* [WORK TASK]: The answer must be every line below that holds the word "title".
= = = =
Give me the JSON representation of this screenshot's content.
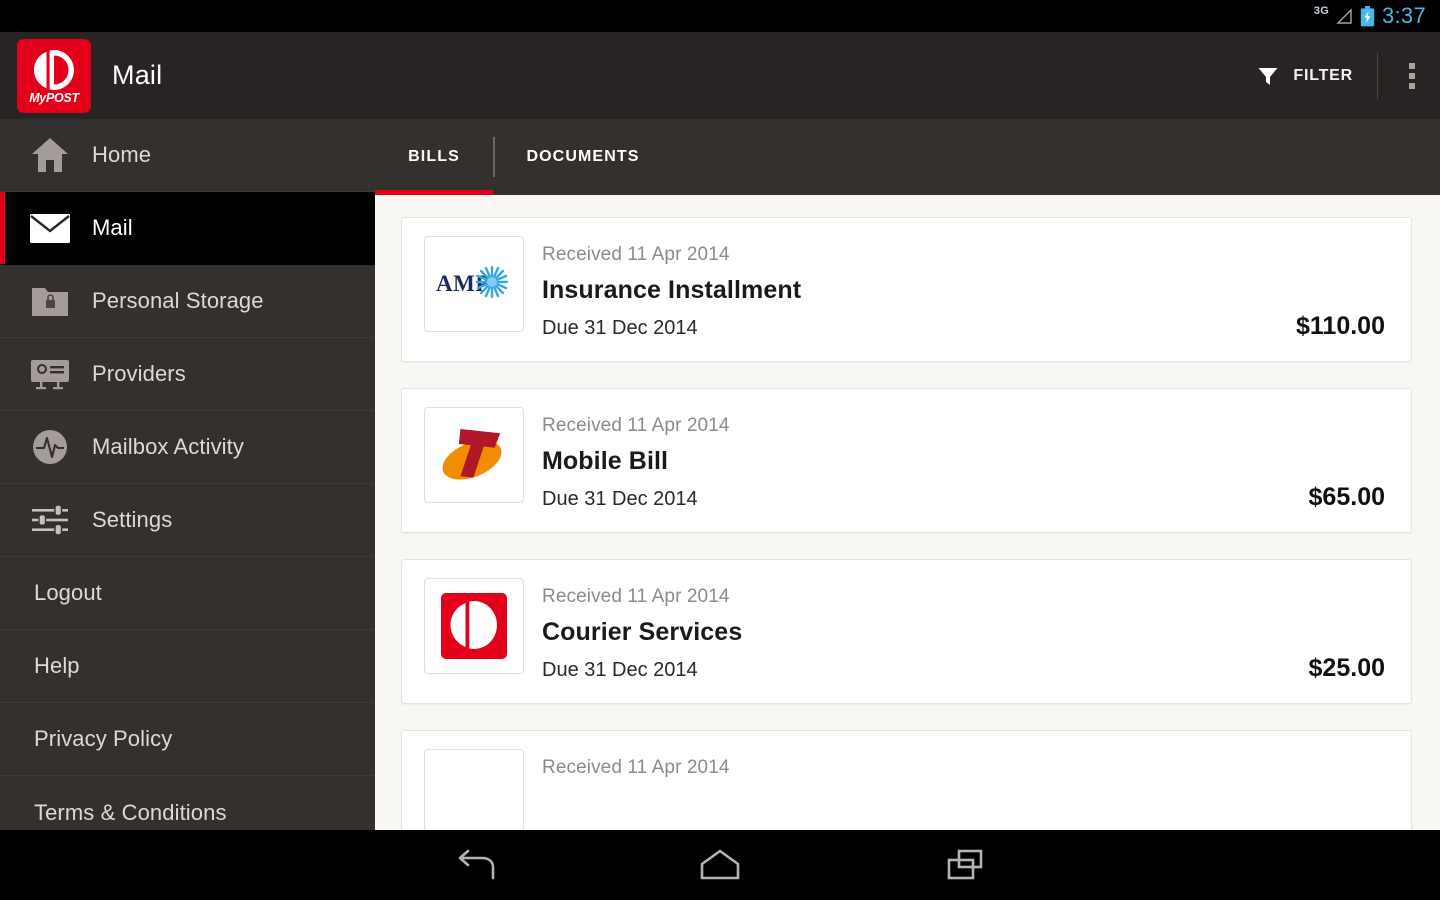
{
  "statusbar": {
    "network": "3G",
    "signal_icon": "signal-triangle-icon",
    "battery_icon": "battery-charging-icon",
    "clock": "3:37",
    "clock_color": "#49b5e8"
  },
  "actionbar": {
    "logo_name": "mypost-logo",
    "logo_word_my": "My",
    "logo_word_post": "POST",
    "title": "Mail",
    "filter_label": "FILTER",
    "filter_icon": "funnel-icon",
    "overflow_icon": "overflow-menu-icon",
    "brand_red": "#e2001a",
    "bar_bg": "#272423"
  },
  "sidebar": {
    "items": [
      {
        "label": "Home",
        "icon": "home-icon",
        "has_icon": true,
        "selected": false
      },
      {
        "label": "Mail",
        "icon": "envelope-icon",
        "has_icon": true,
        "selected": true
      },
      {
        "label": "Personal Storage",
        "icon": "locked-folder-icon",
        "has_icon": true,
        "selected": false
      },
      {
        "label": "Providers",
        "icon": "provider-card-icon",
        "has_icon": true,
        "selected": false
      },
      {
        "label": "Mailbox Activity",
        "icon": "activity-pulse-icon",
        "has_icon": true,
        "selected": false
      },
      {
        "label": "Settings",
        "icon": "sliders-icon",
        "has_icon": true,
        "selected": false
      },
      {
        "label": "Logout",
        "icon": "",
        "has_icon": false,
        "selected": false
      },
      {
        "label": "Help",
        "icon": "",
        "has_icon": false,
        "selected": false
      },
      {
        "label": "Privacy Policy",
        "icon": "",
        "has_icon": false,
        "selected": false
      },
      {
        "label": "Terms & Conditions",
        "icon": "",
        "has_icon": false,
        "selected": false
      }
    ]
  },
  "tabs": [
    {
      "label": "BILLS",
      "active": true
    },
    {
      "label": "DOCUMENTS",
      "active": false
    }
  ],
  "bills": [
    {
      "logo": "amp-logo",
      "received": "Received 11 Apr 2014",
      "title": "Insurance Installment",
      "due": "Due 31 Dec 2014",
      "amount": "$110.00"
    },
    {
      "logo": "telstra-logo",
      "received": "Received 11 Apr 2014",
      "title": "Mobile Bill",
      "due": "Due 31 Dec 2014",
      "amount": "$65.00"
    },
    {
      "logo": "auspost-logo",
      "received": "Received 11 Apr 2014",
      "title": "Courier Services",
      "due": "Due 31 Dec 2014",
      "amount": "$25.00"
    },
    {
      "logo": "",
      "received": "Received 11 Apr 2014",
      "title": "",
      "due": "",
      "amount": ""
    }
  ],
  "navbar": {
    "back_icon": "back-arrow-icon",
    "home_icon": "home-outline-icon",
    "recents_icon": "recent-apps-icon"
  }
}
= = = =
* [WRITTEN RESPONSE]:
    "title": "Mail",
      "title": "Insurance Installment",
      "title": "Mobile Bill",
      "title": "Courier Services",
      "title": "",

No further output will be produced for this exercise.